Volume 2012, Article ID 724382, 7 pages
Review Article

Microchimerism in Graves' Disease

Department of Endocrinology and Nutrition, University Clinic of Navarra, University of Navarra, Pio XII 36, 31080 Pamplona, Spain

Received 31 October 2011; Accepted 16 January 2012

Academic Editor: Terry F. Davies

Copyright © 2012 Juan C. Galofré. This is an open access article distributed under the Creative Commons Attribution License, which permits unrestricted use, distribution, and reproduction in any medium, provided the original work is properly cited.


Microchimerism is the presence of cells from one individual in another genetically distinct individual. Pregnancy is the main cause of natural microchimerism through transplacental bidirectional cell trafficking between mother and fetus. The consequences of pregnancy-related microchimerism are under active investigation.

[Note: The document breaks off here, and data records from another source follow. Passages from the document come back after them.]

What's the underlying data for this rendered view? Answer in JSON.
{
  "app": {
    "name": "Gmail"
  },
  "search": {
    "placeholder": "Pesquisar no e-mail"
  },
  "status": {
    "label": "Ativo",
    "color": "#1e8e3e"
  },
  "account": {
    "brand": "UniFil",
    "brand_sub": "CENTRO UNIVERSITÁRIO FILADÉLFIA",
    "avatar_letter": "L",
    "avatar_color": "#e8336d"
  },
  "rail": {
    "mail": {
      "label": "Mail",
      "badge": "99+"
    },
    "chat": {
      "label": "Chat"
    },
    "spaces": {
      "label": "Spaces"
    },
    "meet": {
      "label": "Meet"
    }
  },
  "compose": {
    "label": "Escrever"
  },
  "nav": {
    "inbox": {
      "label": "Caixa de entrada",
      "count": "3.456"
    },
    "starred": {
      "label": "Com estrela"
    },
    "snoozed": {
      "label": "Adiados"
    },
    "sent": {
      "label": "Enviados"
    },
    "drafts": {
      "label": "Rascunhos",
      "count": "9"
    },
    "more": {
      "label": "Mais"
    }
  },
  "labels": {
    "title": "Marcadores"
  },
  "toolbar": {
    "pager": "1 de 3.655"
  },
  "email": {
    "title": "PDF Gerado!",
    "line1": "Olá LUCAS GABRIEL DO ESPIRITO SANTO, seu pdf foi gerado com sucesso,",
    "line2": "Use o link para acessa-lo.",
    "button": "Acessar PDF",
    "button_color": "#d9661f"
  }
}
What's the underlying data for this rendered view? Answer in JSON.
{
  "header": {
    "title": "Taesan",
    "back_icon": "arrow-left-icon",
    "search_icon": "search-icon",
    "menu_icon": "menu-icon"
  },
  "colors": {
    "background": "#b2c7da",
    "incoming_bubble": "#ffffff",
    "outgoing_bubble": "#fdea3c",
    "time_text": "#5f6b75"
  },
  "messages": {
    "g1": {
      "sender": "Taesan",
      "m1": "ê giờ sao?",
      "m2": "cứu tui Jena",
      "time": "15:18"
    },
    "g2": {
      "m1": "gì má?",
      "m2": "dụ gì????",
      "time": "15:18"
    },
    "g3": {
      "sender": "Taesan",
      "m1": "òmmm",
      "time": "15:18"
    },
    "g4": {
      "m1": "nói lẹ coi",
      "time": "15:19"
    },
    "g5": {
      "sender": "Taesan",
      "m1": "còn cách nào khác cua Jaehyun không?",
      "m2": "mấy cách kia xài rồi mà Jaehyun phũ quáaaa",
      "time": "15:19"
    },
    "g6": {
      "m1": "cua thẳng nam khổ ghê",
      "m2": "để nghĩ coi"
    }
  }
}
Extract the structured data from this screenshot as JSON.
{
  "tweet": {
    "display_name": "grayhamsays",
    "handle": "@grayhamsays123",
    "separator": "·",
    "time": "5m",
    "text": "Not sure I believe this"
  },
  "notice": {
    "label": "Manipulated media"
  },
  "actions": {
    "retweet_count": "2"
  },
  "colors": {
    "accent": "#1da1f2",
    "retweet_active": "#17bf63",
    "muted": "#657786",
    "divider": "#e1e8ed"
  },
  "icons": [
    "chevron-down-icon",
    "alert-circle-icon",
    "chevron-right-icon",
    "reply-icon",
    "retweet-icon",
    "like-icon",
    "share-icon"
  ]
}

However, many authors have suggested a close relationship linking fetal microchimerism and the development of autoimmune diseases. It has been more than ten years now since the demonstration of the presence of a significant high number of fetal microchimeric cells residing in thyroid glands from operated patients with Graves' disease. This intrathyroidal fetal microchimerism is an attractive candidate mechanism for the modulation of Graves’ disease in pregnancy and the postpartum period.